━━ Records to use ━━
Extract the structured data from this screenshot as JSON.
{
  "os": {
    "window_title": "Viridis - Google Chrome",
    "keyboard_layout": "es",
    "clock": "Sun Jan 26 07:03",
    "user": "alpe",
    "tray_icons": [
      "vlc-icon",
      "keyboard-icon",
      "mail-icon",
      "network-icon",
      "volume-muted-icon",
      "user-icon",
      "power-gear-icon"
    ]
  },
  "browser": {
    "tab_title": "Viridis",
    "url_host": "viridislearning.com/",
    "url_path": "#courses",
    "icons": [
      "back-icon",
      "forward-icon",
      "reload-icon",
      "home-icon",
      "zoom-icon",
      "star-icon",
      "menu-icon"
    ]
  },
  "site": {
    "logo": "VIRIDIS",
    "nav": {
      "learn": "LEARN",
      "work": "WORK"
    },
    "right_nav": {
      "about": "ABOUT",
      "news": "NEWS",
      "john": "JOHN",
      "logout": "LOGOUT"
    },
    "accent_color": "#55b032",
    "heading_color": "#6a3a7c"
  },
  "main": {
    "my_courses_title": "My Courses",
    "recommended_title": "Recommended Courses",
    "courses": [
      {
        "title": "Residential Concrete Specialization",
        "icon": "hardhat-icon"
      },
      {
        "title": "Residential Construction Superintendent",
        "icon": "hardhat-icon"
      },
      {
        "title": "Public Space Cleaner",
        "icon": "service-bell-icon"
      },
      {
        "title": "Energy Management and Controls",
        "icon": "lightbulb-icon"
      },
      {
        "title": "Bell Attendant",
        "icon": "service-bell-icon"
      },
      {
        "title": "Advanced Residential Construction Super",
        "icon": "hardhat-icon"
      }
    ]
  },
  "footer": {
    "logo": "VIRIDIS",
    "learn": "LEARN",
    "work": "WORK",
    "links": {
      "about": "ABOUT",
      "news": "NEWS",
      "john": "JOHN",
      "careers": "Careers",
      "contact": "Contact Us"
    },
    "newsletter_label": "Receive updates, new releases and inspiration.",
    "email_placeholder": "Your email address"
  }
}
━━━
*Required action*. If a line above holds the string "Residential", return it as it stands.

*Exercise solution*.
        "title": "Residential Concrete Specialization",
        "title": "Residential Construction Superintendent",
        "title": "Advanced Residential Construction Super",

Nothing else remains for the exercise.